### Given records
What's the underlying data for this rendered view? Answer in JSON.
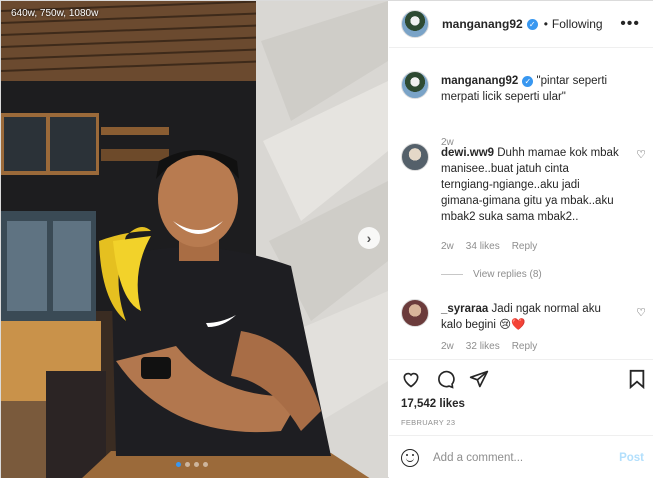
{
  "media": {
    "size_hint": "640w, 750w, 1080w",
    "next_icon": "chevron-right-icon",
    "carousel_dots": [
      true,
      false,
      false,
      false
    ]
  },
  "header": {
    "username": "manganang92",
    "separator": "•",
    "follow_status": "Following",
    "more_icon": "ellipsis-icon"
  },
  "caption": {
    "username": "manganang92",
    "text": "\"pintar seperti merpati licik seperti ular\"",
    "age": "2w"
  },
  "comments": [
    {
      "username": "dewi.ww9",
      "text": "Duhh mamae kok mbak manisee..buat jatuh cinta terngiang-ngiange..aku jadi gimana-gimana gitu ya mbak..aku mbak2 suka sama mbak2..",
      "age": "2w",
      "likes": "34 likes",
      "reply": "Reply",
      "view_replies": "View replies (8)"
    },
    {
      "username": "_syraraa",
      "text": "Jadi ngak normal aku kalo begini 😢❤️",
      "age": "2w",
      "likes": "32 likes",
      "reply": "Reply"
    }
  ],
  "actions": {
    "likes": "17,542 likes",
    "date": "FEBRUARY 23"
  },
  "add_comment": {
    "placeholder": "Add a comment...",
    "post": "Post"
  },
  "colors": {
    "accent": "#3897f0",
    "post_disabled": "#b2dffc",
    "muted": "#8e8e8e"
  }
}
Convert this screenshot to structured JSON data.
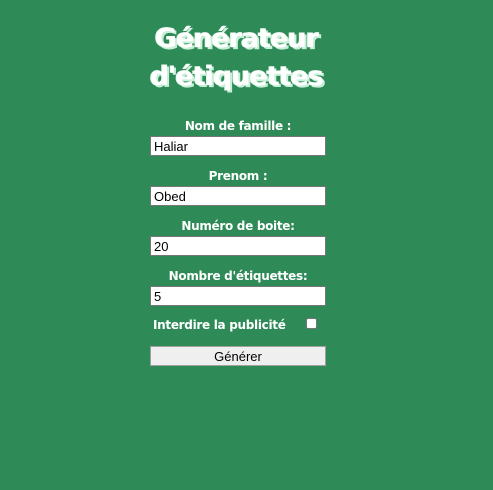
{
  "page": {
    "title_line1": "Générateur",
    "title_line2": "d'étiquettes"
  },
  "form": {
    "last_name": {
      "label": "Nom de famille :",
      "value": "Haliar"
    },
    "first_name": {
      "label": "Prenom :",
      "value": "Obed"
    },
    "box_number": {
      "label": "Numéro de boite:",
      "value": "20"
    },
    "label_count": {
      "label": "Nombre d'étiquettes:",
      "value": "5"
    },
    "no_ads": {
      "label": "Interdire la publicité",
      "checked": false
    },
    "submit_label": "Générer"
  },
  "colors": {
    "background": "#2e8b57",
    "text": "#ffffff"
  }
}
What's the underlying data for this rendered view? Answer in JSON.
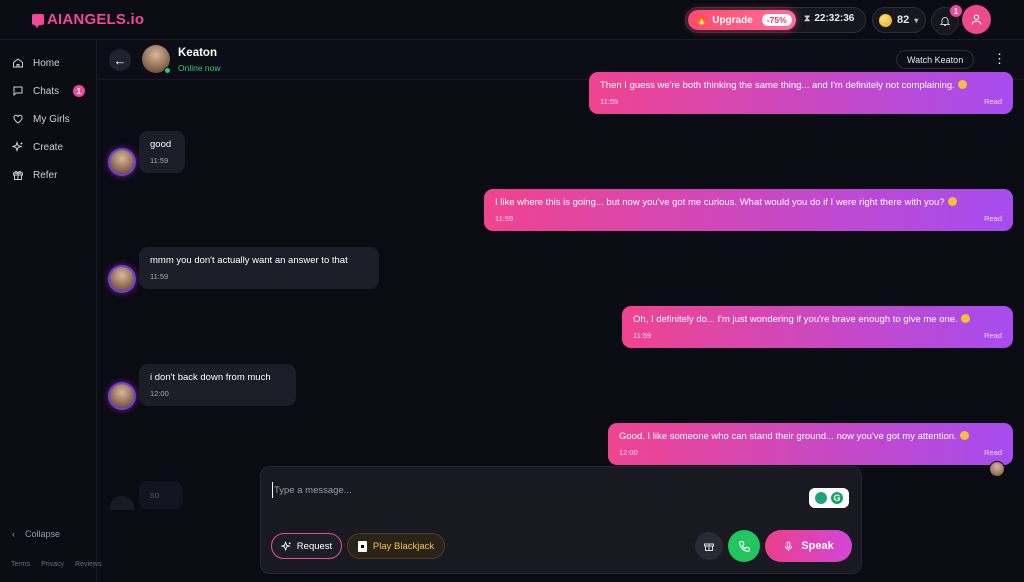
{
  "app": {
    "logo_text": "AIANGELS.io",
    "brand_color": "#f1499a"
  },
  "topbar": {
    "upgrade_label": "Upgrade",
    "discount": "-75%",
    "timer": "22:32:36",
    "coins": "82",
    "notifications_count": "1"
  },
  "sidebar": {
    "items": [
      {
        "label": "Home",
        "icon": "home-icon"
      },
      {
        "label": "Chats",
        "icon": "chat-icon",
        "badge": "1"
      },
      {
        "label": "My Girls",
        "icon": "heart-icon"
      },
      {
        "label": "Create",
        "icon": "sparkle-icon"
      },
      {
        "label": "Refer",
        "icon": "gift-icon"
      }
    ],
    "collapse_label": "Collapse",
    "footer": [
      "Terms",
      "Privacy",
      "Reviews"
    ]
  },
  "chat": {
    "name": "Keaton",
    "status": "Online now",
    "watch_label": "Watch Keaton",
    "messages": [
      {
        "dir": "out",
        "text": "Then I guess we're both thinking the same thing... and I'm definitely not complaining.",
        "time": "11:59",
        "status": "Read"
      },
      {
        "dir": "in",
        "text": "good",
        "time": "11:59"
      },
      {
        "dir": "out",
        "text": "I like where this is going... but now you've got me curious. What would you do if I were right there with you?",
        "time": "11:59",
        "status": "Read"
      },
      {
        "dir": "in",
        "text": "mmm you don't actually want an answer to that",
        "time": "11:59"
      },
      {
        "dir": "out",
        "text": "Oh, I definitely do... I'm just wondering if you're brave enough to give me one.",
        "time": "11:59",
        "status": "Read"
      },
      {
        "dir": "in",
        "text": "i don't back down from much",
        "time": "12:00"
      },
      {
        "dir": "out",
        "text": "Good. I like someone who can stand their ground... now you've got my attention.",
        "time": "12:00",
        "status": "Read"
      },
      {
        "dir": "in",
        "text": "so"
      }
    ]
  },
  "composer": {
    "placeholder": "Type a message...",
    "request_label": "Request",
    "blackjack_label": "Play Blackjack",
    "speak_label": "Speak"
  }
}
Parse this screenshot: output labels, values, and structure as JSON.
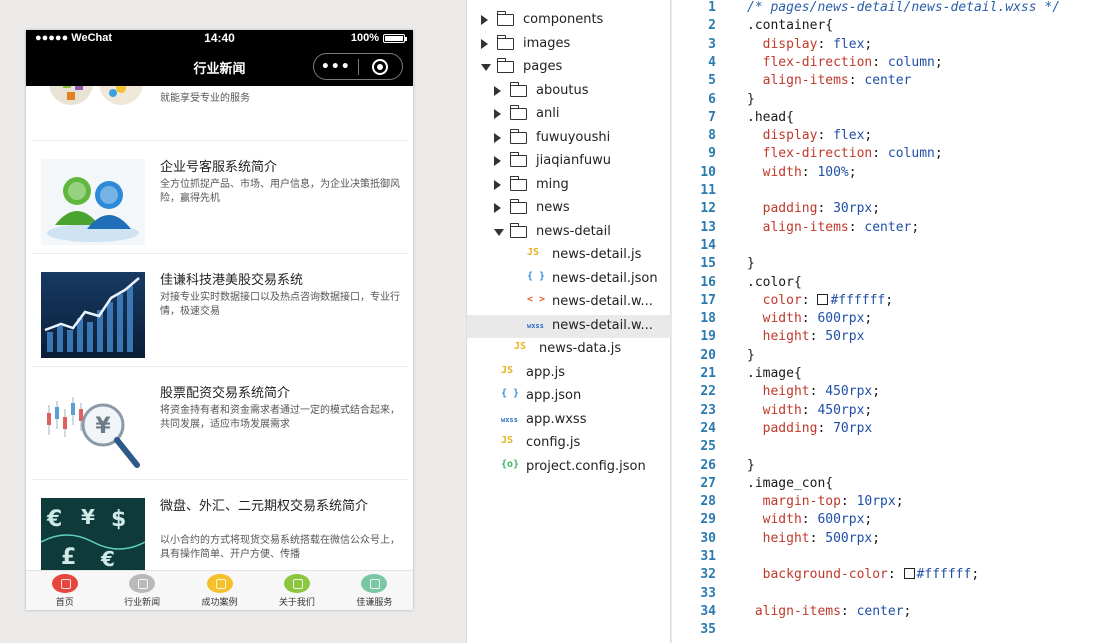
{
  "simulator": {
    "status_bar": {
      "carrier": "●●●●● WeChat",
      "time": "14:40",
      "battery": "100%"
    },
    "nav_title": "行业新闻",
    "capsule_dots": "•••",
    "news": [
      {
        "title": "",
        "desc": "就能享受专业的服务"
      },
      {
        "title": "企业号客服系统简介",
        "desc": "全方位抓捉产品、市场、用户信息，为企业决策抵御风险，赢得先机"
      },
      {
        "title": "佳谦科技港美股交易系统",
        "desc": "对接专业实时数据接口以及热点咨询数据接口，专业行情，极速交易"
      },
      {
        "title": "股票配资交易系统简介",
        "desc": "将资金持有者和资金需求者通过一定的模式结合起来，共同发展，适应市场发展需求"
      },
      {
        "title": "微盘、外汇、二元期权交易系统简介",
        "desc": "以小合约的方式将现货交易系统搭载在微信公众号上，具有操作简单、开户方便、传播"
      }
    ],
    "tabs": [
      {
        "label": "首页",
        "color": "#e8453c"
      },
      {
        "label": "行业新闻",
        "color": "#b9b9b9"
      },
      {
        "label": "成功案例",
        "color": "#f4c12a"
      },
      {
        "label": "关于我们",
        "color": "#8cc63e"
      },
      {
        "label": "佳谦服务",
        "color": "#7ac7a6"
      }
    ]
  },
  "file_tree": [
    {
      "label": "components",
      "type": "folder",
      "state": "collapsed",
      "depth": 0
    },
    {
      "label": "images",
      "type": "folder",
      "state": "collapsed",
      "depth": 0
    },
    {
      "label": "pages",
      "type": "folder",
      "state": "expanded",
      "depth": 0
    },
    {
      "label": "aboutus",
      "type": "folder",
      "state": "collapsed",
      "depth": 1
    },
    {
      "label": "anli",
      "type": "folder",
      "state": "collapsed",
      "depth": 1
    },
    {
      "label": "fuwuyoushi",
      "type": "folder",
      "state": "collapsed",
      "depth": 1
    },
    {
      "label": "jiaqianfuwu",
      "type": "folder",
      "state": "collapsed",
      "depth": 1
    },
    {
      "label": "ming",
      "type": "folder",
      "state": "collapsed",
      "depth": 1
    },
    {
      "label": "news",
      "type": "folder",
      "state": "collapsed",
      "depth": 1
    },
    {
      "label": "news-detail",
      "type": "folder",
      "state": "expanded",
      "depth": 1
    },
    {
      "label": "news-detail.js",
      "type": "js",
      "depth": 2
    },
    {
      "label": "news-detail.json",
      "type": "json",
      "depth": 2
    },
    {
      "label": "news-detail.w...",
      "type": "wxml",
      "depth": 2
    },
    {
      "label": "news-detail.w...",
      "type": "wxss",
      "depth": 2,
      "selected": true
    },
    {
      "label": "news-data.js",
      "type": "js",
      "depth": 1
    },
    {
      "label": "app.js",
      "type": "js",
      "depth": 0
    },
    {
      "label": "app.json",
      "type": "json",
      "depth": 0
    },
    {
      "label": "app.wxss",
      "type": "wxss",
      "depth": 0
    },
    {
      "label": "config.js",
      "type": "js",
      "depth": 0
    },
    {
      "label": "project.config.json",
      "type": "config",
      "depth": 0
    }
  ],
  "file_icons": {
    "js": {
      "glyph": "JS",
      "color": "#e6b120"
    },
    "json": {
      "glyph": "{ }",
      "color": "#3a8ee6"
    },
    "wxml": {
      "glyph": "< >",
      "color": "#e2622b"
    },
    "wxss": {
      "glyph": "wxss",
      "color": "#2d6cc0"
    },
    "config": {
      "glyph": "{o}",
      "color": "#3bb36a"
    }
  },
  "editor": {
    "lines": [
      [
        {
          "t": "/* pages/news-detail/news-detail.wxss */",
          "c": "comment"
        }
      ],
      [
        {
          "t": ".container{",
          "c": "sel"
        }
      ],
      [
        {
          "t": "  display",
          "c": "prop"
        },
        {
          "t": ": ",
          "c": "punc"
        },
        {
          "t": "flex",
          "c": "val"
        },
        {
          "t": ";",
          "c": "punc"
        }
      ],
      [
        {
          "t": "  flex-direction",
          "c": "prop"
        },
        {
          "t": ": ",
          "c": "punc"
        },
        {
          "t": "column",
          "c": "val"
        },
        {
          "t": ";",
          "c": "punc"
        }
      ],
      [
        {
          "t": "  align-items",
          "c": "prop"
        },
        {
          "t": ": ",
          "c": "punc"
        },
        {
          "t": "center",
          "c": "val"
        }
      ],
      [
        {
          "t": "}",
          "c": "sel"
        }
      ],
      [
        {
          "t": ".head{",
          "c": "sel"
        }
      ],
      [
        {
          "t": "  display",
          "c": "prop"
        },
        {
          "t": ": ",
          "c": "punc"
        },
        {
          "t": "flex",
          "c": "val"
        },
        {
          "t": ";",
          "c": "punc"
        }
      ],
      [
        {
          "t": "  flex-direction",
          "c": "prop"
        },
        {
          "t": ": ",
          "c": "punc"
        },
        {
          "t": "column",
          "c": "val"
        },
        {
          "t": ";",
          "c": "punc"
        }
      ],
      [
        {
          "t": "  width",
          "c": "prop"
        },
        {
          "t": ": ",
          "c": "punc"
        },
        {
          "t": "100%",
          "c": "val"
        },
        {
          "t": ";",
          "c": "punc"
        }
      ],
      [],
      [
        {
          "t": "  padding",
          "c": "prop"
        },
        {
          "t": ": ",
          "c": "punc"
        },
        {
          "t": "30rpx",
          "c": "val"
        },
        {
          "t": ";",
          "c": "punc"
        }
      ],
      [
        {
          "t": "  align-items",
          "c": "prop"
        },
        {
          "t": ": ",
          "c": "punc"
        },
        {
          "t": "center",
          "c": "val"
        },
        {
          "t": ";",
          "c": "punc"
        }
      ],
      [],
      [
        {
          "t": "}",
          "c": "sel"
        }
      ],
      [
        {
          "t": ".color{",
          "c": "sel"
        }
      ],
      [
        {
          "t": "  color",
          "c": "prop"
        },
        {
          "t": ": ",
          "c": "punc"
        },
        {
          "t": "#ffffff",
          "c": "val",
          "swatch": true
        },
        {
          "t": ";",
          "c": "punc"
        }
      ],
      [
        {
          "t": "  width",
          "c": "prop"
        },
        {
          "t": ": ",
          "c": "punc"
        },
        {
          "t": "600rpx",
          "c": "val"
        },
        {
          "t": ";",
          "c": "punc"
        }
      ],
      [
        {
          "t": "  height",
          "c": "prop"
        },
        {
          "t": ": ",
          "c": "punc"
        },
        {
          "t": "50rpx",
          "c": "val"
        }
      ],
      [
        {
          "t": "}",
          "c": "sel"
        }
      ],
      [
        {
          "t": ".image{",
          "c": "sel"
        }
      ],
      [
        {
          "t": "  height",
          "c": "prop"
        },
        {
          "t": ": ",
          "c": "punc"
        },
        {
          "t": "450rpx",
          "c": "val"
        },
        {
          "t": ";",
          "c": "punc"
        }
      ],
      [
        {
          "t": "  width",
          "c": "prop"
        },
        {
          "t": ": ",
          "c": "punc"
        },
        {
          "t": "450rpx",
          "c": "val"
        },
        {
          "t": ";",
          "c": "punc"
        }
      ],
      [
        {
          "t": "  padding",
          "c": "prop"
        },
        {
          "t": ": ",
          "c": "punc"
        },
        {
          "t": "70rpx",
          "c": "val"
        }
      ],
      [],
      [
        {
          "t": "}",
          "c": "sel"
        }
      ],
      [
        {
          "t": ".image_con{",
          "c": "sel"
        }
      ],
      [
        {
          "t": "  margin-top",
          "c": "prop"
        },
        {
          "t": ": ",
          "c": "punc"
        },
        {
          "t": "10rpx",
          "c": "val"
        },
        {
          "t": ";",
          "c": "punc"
        }
      ],
      [
        {
          "t": "  width",
          "c": "prop"
        },
        {
          "t": ": ",
          "c": "punc"
        },
        {
          "t": "600rpx",
          "c": "val"
        },
        {
          "t": ";",
          "c": "punc"
        }
      ],
      [
        {
          "t": "  height",
          "c": "prop"
        },
        {
          "t": ": ",
          "c": "punc"
        },
        {
          "t": "500rpx",
          "c": "val"
        },
        {
          "t": ";",
          "c": "punc"
        }
      ],
      [],
      [
        {
          "t": "  background-color",
          "c": "prop"
        },
        {
          "t": ": ",
          "c": "punc"
        },
        {
          "t": "#ffffff",
          "c": "val",
          "swatch": true
        },
        {
          "t": ";",
          "c": "punc"
        }
      ],
      [],
      [
        {
          "t": " align-items",
          "c": "prop"
        },
        {
          "t": ": ",
          "c": "punc"
        },
        {
          "t": "center",
          "c": "val"
        },
        {
          "t": ";",
          "c": "punc"
        }
      ],
      []
    ]
  }
}
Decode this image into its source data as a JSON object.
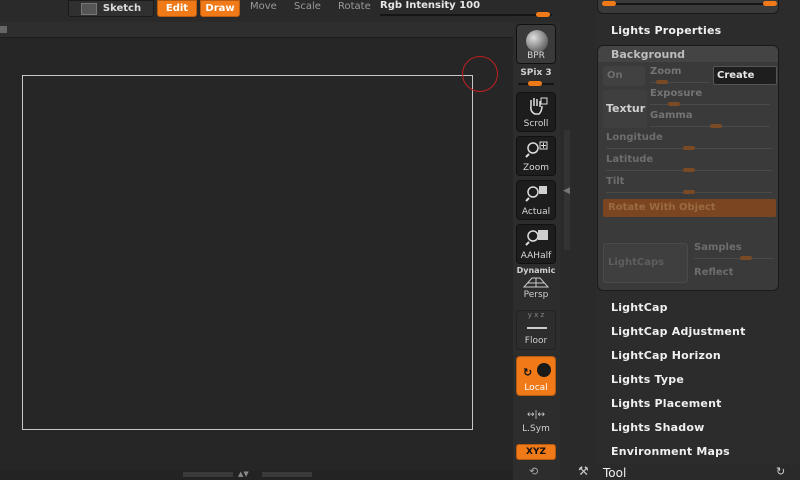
{
  "toolbar": {
    "sketch": "Sketch",
    "edit": "Edit",
    "draw": "Draw",
    "move": "Move",
    "scale": "Scale",
    "rotate": "Rotate",
    "rgb_intensity_label": "Rgb Intensity",
    "rgb_intensity_value": "100"
  },
  "shelf": {
    "bpr": "BPR",
    "spix_label": "SPix 3",
    "scroll": "Scroll",
    "zoom": "Zoom",
    "actual": "Actual",
    "aahalf": "AAHalf",
    "dynamic": "Dynamic",
    "persp": "Persp",
    "floor": "Floor",
    "local": "Local",
    "lsym": "L.Sym",
    "xyz": "XYZ"
  },
  "palette": {
    "lights_properties": "Lights Properties",
    "background_title": "Background",
    "on": "On",
    "zoom": "Zoom",
    "create": "Create",
    "exposure": "Exposure",
    "texture": "Textur",
    "gamma": "Gamma",
    "longitude": "Longitude",
    "latitude": "Latitude",
    "tilt": "Tilt",
    "rotate_with_object": "Rotate With Object",
    "lightcaps": "LightCaps",
    "samples": "Samples",
    "reflect": "Reflect",
    "menu": [
      "LightCap",
      "LightCap Adjustment",
      "LightCap Horizon",
      "Lights Type",
      "Lights Placement",
      "Lights Shadow",
      "Environment Maps"
    ],
    "tool": "Tool"
  }
}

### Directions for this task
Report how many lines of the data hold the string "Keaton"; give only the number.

### Result of the task
2